Translating Across Forms at BCLT


Shaking things up

trumpetIn the spirit of keeping things fresh, instead of talking about Italian books in translation, this week/month/season’s blog (it’s been a while and who knows when the next one will be!) is going to be about something completely different: translating across forms instead of from Italian. In other words, turning a piece of prose into poetry. It’s still translation of sorts and as it’s the closest I’ve ever come to actually penning poetry of my  own, forgive me if I toot my horn a little.

bclt3International Literary Translation and Creative Writing Summer School

I’m at the British Centre for Literary Translation in Norwich this week. Lots of things have been happening (more later) but the one thing that’s really blown me away is the creative writing programme. Translators spend their life “hemmed in” by the words and narratives of others. To coin a sporting metaphor, you could say it’s a bit like playing football. Only on someone else’s pitch, with someone else’s ball, and someone else’s rules.  The only thing we have of our own is our feet.

Mental gymnastics

So, staying with the football image, the route from one language to another is a bit like dribbling a ball successfully from one side of a pitch to the other. You need to get it in the net without breaking the rules or kicking it offside while dodging your opponents and entertaining the crowd. Oh, and you have to do it all so well everyone will come back to watch the next game. Which will be completely different of course: a new set of opponents, new formations, new surfaces, new tactics. Sometimes you dribble, sometimes you pass, sometimes you run straight for the goal.

In translation as in football, the only way to be ready is to stay supple and keep flexing your muscles, obviously of the creative variety if you’re a translator. Cue useful creative-writing exercises like the ones we were set this week by the staff of Writers Centre Norwich.

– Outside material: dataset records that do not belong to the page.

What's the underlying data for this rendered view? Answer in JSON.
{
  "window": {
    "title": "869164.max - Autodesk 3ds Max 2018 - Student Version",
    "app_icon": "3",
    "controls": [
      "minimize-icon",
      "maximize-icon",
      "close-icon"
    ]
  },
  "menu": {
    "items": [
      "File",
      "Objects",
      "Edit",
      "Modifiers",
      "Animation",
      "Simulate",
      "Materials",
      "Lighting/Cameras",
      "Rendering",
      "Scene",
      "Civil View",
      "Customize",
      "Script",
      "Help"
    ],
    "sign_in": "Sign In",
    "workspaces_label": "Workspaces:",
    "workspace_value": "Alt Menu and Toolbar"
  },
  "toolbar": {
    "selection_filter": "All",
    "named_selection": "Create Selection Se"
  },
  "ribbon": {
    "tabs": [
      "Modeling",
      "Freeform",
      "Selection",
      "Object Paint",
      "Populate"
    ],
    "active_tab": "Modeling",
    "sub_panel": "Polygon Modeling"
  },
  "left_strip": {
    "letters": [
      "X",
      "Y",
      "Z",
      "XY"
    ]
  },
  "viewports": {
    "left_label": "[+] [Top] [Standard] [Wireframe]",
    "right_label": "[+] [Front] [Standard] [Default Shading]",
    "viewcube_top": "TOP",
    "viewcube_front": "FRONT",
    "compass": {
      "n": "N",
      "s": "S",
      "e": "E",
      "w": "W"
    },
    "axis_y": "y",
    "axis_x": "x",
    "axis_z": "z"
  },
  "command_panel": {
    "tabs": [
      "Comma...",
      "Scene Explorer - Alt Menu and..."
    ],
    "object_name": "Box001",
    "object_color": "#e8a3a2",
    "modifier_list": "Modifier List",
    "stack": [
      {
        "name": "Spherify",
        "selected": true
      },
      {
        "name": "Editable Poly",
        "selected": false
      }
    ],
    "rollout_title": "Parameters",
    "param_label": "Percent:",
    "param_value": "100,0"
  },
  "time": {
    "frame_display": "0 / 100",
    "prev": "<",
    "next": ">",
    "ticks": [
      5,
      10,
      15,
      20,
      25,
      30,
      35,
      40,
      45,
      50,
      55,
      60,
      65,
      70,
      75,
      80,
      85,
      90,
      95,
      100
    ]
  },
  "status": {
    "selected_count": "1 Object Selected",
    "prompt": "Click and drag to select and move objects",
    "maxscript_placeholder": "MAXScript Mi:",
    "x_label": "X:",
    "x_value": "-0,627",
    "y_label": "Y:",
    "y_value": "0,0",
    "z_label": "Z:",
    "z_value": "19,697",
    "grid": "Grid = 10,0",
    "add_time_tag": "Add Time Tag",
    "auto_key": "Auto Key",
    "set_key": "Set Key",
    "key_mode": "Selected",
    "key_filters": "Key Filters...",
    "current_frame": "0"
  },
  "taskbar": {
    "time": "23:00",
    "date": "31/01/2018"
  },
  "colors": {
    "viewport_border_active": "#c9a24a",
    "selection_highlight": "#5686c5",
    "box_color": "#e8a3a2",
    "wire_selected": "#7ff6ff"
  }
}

From prose to poetry

I was taken by a piece of condensed fiction by Lydia Davis – The Mice. It has everything I like in a piece of writing: pithiness, humour, rhythm, repetition, alliteration, imagery and an interesting personification of its animal protagonists. Our tutor, Anna Metcalfe, asked us to think about carrying the short prose form over into poetry. In my version, I decided to play on Davis’ comic portrayal of human feelings and behaviours in mice which “live in our walls but do not trouble our kitchen. We are pleased but cannot understand why they do not come into our kitchen where we have traps set, as they  come into the kitchens of our neighbours. Although we are pleased, we are also upset, because the mice behave as though there were something wrong with our kitchen. …..”

Here’s what I came up with.



We have traps

dirt, scraps


more than them

but to them you go


We are untidy

you like untidy

they are tidy

but to them you go


You hunt, nibble

for them

our neighbours

but our counters

our crumbs

you shun



What is wrong

How do you go

What do you fear

is it us? 


About MagicaTransla

Denise Muir is a creative commercial and literary translator who delights in writing, telling and translating stories. She is also Magicamente Translations, a professional linguist who looks beyond the words of a text to find the magic. By then recreating that magic in English, she strives to set sparks alight on the page and to touch people by what she (or rather, her clients) have to say. She is also an advocate of Italy’s indy publishing sector and promoter of strong female voices tackling big issues, as well as working in schools to champion diversity in children’s literature.

Leave a Reply

Fill in your details below or click an icon to log in: Logo

You are commenting using your account. Log Out /  Change )

Twitter picture

You are commenting using your Twitter account. Log Out /  Change )

Facebook photo

You are commenting using your Facebook account. Log Out /  Change )

Connecting to %s